In 2010, the Obama administration decided to sell 154 advanced F-15s to Saudi Arabia. Again, Israel was unable to prevent the sale but managed to offset it through the release of the F-35. Former Secretary of Defense Robert Gates refers to this qualitative offset in his memoirs, writing that among the steps taken “to ensure that Israel’s QME was not diminished by the F-15 sale to Saudi Arabia… we would sell Israel the same model F-35 Joint Strike Fighter we were going to provide our NATO allies.” In part, Israel’s position vis-à-vis the Obama administration was strengthened because of the QME legislation, which necessitated that the administration affirm that Israel’s QME would not be undermined by the proposed sale.
The above examples illustrate the main avenues of influence with which Israel can try and block or influence the sale of the F-35 to the Gulf States. The primary avenue is engagement with the administration.

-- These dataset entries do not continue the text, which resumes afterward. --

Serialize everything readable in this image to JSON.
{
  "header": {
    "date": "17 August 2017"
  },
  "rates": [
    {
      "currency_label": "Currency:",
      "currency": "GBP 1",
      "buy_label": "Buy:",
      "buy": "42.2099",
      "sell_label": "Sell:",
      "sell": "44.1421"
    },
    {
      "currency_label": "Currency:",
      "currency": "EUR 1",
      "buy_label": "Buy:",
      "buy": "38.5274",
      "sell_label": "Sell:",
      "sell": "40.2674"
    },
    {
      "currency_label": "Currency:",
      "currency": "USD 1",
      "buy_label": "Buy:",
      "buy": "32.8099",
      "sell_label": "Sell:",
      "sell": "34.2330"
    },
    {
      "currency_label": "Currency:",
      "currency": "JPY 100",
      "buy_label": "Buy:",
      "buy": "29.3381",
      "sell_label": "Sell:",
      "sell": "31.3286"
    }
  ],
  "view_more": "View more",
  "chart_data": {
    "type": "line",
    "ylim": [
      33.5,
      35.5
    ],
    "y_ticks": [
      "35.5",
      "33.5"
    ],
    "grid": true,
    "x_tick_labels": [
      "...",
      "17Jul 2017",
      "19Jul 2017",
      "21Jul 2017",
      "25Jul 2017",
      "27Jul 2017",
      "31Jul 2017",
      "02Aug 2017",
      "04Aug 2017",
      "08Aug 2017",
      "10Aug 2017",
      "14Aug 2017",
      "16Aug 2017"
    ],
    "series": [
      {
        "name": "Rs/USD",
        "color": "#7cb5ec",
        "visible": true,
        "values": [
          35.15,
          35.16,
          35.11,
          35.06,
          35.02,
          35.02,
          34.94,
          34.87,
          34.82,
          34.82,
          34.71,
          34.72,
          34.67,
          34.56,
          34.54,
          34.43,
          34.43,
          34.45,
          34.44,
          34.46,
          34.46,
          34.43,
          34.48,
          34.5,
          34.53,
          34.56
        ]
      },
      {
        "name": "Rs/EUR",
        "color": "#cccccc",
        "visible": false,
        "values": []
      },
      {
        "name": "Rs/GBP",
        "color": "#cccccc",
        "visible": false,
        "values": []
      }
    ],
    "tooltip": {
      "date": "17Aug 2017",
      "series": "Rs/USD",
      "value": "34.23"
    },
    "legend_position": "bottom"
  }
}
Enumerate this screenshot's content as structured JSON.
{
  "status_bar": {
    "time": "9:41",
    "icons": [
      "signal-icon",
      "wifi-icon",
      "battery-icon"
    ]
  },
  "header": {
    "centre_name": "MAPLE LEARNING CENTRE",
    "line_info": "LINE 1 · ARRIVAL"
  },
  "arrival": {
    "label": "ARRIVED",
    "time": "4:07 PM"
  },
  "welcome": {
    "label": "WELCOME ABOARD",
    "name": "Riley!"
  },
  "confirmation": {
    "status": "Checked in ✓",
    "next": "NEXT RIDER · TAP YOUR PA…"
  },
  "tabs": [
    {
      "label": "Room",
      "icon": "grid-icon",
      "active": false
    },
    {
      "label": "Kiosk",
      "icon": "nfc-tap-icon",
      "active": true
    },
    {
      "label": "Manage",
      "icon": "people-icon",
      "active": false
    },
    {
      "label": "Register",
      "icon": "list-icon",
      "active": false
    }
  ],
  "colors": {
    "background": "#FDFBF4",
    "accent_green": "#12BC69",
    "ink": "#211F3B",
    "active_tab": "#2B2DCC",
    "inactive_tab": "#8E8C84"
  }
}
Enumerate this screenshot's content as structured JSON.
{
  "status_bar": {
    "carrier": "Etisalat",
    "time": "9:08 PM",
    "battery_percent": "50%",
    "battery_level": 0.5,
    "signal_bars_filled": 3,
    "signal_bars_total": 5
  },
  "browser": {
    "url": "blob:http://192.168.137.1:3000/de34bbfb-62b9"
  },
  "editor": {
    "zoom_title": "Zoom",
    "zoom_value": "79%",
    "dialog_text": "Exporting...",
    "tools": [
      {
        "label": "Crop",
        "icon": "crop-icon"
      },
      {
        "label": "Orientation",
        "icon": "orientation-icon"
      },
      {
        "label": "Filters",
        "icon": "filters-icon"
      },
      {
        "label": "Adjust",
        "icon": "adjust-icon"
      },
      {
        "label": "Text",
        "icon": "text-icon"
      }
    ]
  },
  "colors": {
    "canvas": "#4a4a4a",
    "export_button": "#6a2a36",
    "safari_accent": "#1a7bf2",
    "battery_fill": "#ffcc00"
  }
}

Israel needs to strenuously object to any sale of F-35s to the region but allow the administration to present its plans to maintain Israel’s QME if such a deal is to be approved. Given Israel’s standing among President Trump’s Evangelical supporters, Jerusalem may be in a position to request that such discussions be put off until after the US presidential election in November.
Secondly, Israel needs to engage with Congress actively on this issue. The more support Israel garners in Congress, the stronger its hand will be vis-à-vis the administration. Again, while Congress has never successfully blocked a proposed major arms sale, it has affected the timing and composition of such sales. By expressing strong opposition, it has dissuaded presidents from formally proposing certain arms sales.
However, in a standoff between the president and Congress, the former has the advantage, unless a two-thirds majority in both houses can be mobilized to override a presidential veto and prevent a sale. The recent use by the Trump administration of emergency authorities to bypass congressional opposition to selling weapons to Saudi Arabia, the UAE, and Jordan demonstrates the advantage a determined administration has over Congress. However, given the sharp criticism this step drew, it may be politically difficult for the administration to repeat this maneuver in the case of the F-35s.
Even after taking into account the strategic and political advantages of the Israel-UAE agreement, the Israeli defense establishment continues to resoundingly oppose the release of the F-35 to the Gulf and Arab states. Whether Washington will heed this objection in its policy deliberations and subsequent Congressional discussions remains to be seen.
Shimon Arad is a retired Colonel of the Israeli Defense Forces (IDF). His writings focus on regional security matters.
Published courtesy and with written permission of Begin-Sadat Center for Strategic Studies, Bar-Ilan University, Ramat Gan 52900 Israel